▶ **Supplied data**
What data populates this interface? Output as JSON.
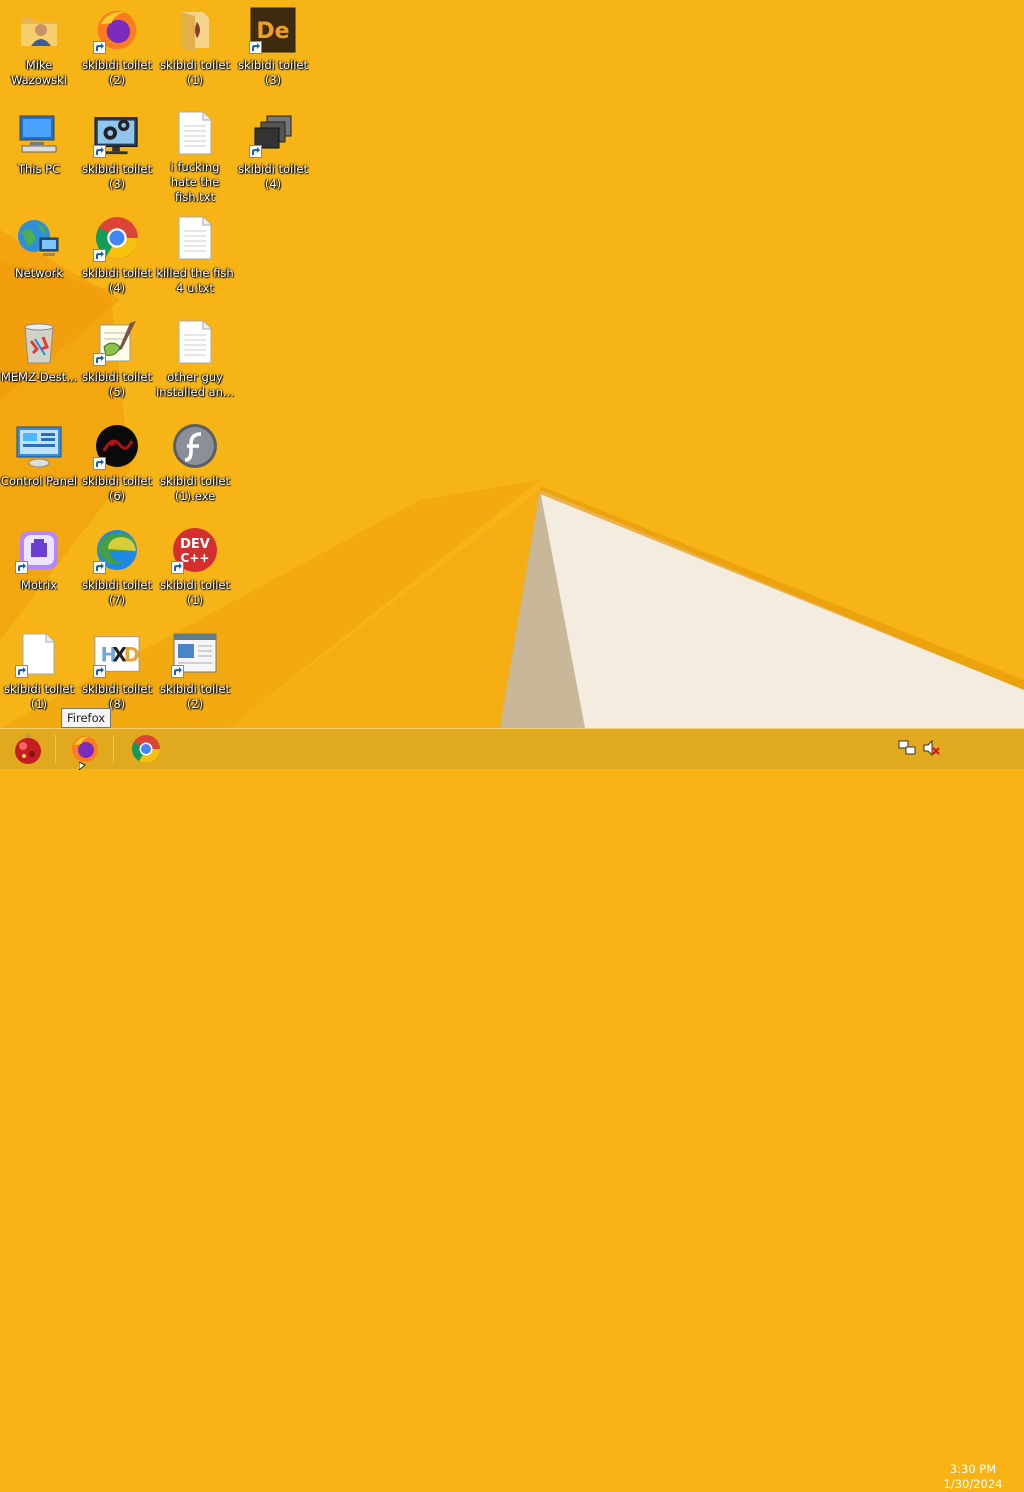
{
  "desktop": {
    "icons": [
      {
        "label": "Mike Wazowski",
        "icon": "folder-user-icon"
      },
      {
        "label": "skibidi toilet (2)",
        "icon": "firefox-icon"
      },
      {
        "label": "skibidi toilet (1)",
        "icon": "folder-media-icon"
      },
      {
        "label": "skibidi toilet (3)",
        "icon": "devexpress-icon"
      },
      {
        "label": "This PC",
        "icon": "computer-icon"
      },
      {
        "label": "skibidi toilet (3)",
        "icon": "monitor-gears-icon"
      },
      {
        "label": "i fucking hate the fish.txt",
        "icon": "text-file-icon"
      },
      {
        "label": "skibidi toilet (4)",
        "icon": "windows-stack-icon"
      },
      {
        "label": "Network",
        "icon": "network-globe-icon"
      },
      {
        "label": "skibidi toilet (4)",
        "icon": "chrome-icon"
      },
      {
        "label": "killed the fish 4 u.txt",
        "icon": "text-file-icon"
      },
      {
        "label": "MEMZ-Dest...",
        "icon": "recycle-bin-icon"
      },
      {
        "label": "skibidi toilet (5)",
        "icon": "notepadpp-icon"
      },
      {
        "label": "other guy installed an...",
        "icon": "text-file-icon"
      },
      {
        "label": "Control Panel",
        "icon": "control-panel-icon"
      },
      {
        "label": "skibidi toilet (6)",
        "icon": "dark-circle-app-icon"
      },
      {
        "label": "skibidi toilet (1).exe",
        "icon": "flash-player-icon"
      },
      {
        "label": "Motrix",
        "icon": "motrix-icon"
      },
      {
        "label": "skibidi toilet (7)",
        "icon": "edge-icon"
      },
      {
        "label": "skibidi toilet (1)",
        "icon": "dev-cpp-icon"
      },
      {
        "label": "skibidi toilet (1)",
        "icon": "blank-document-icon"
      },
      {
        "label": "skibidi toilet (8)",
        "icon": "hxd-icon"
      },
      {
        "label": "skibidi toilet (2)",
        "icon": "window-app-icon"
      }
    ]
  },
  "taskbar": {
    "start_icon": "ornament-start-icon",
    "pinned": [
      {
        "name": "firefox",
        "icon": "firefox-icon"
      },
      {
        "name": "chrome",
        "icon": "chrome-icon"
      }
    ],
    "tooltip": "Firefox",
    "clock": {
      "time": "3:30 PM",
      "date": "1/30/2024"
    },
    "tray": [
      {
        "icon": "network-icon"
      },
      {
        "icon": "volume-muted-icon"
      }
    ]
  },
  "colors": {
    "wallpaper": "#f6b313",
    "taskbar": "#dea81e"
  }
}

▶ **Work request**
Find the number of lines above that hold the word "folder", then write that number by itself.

▶ **Solved problem**
2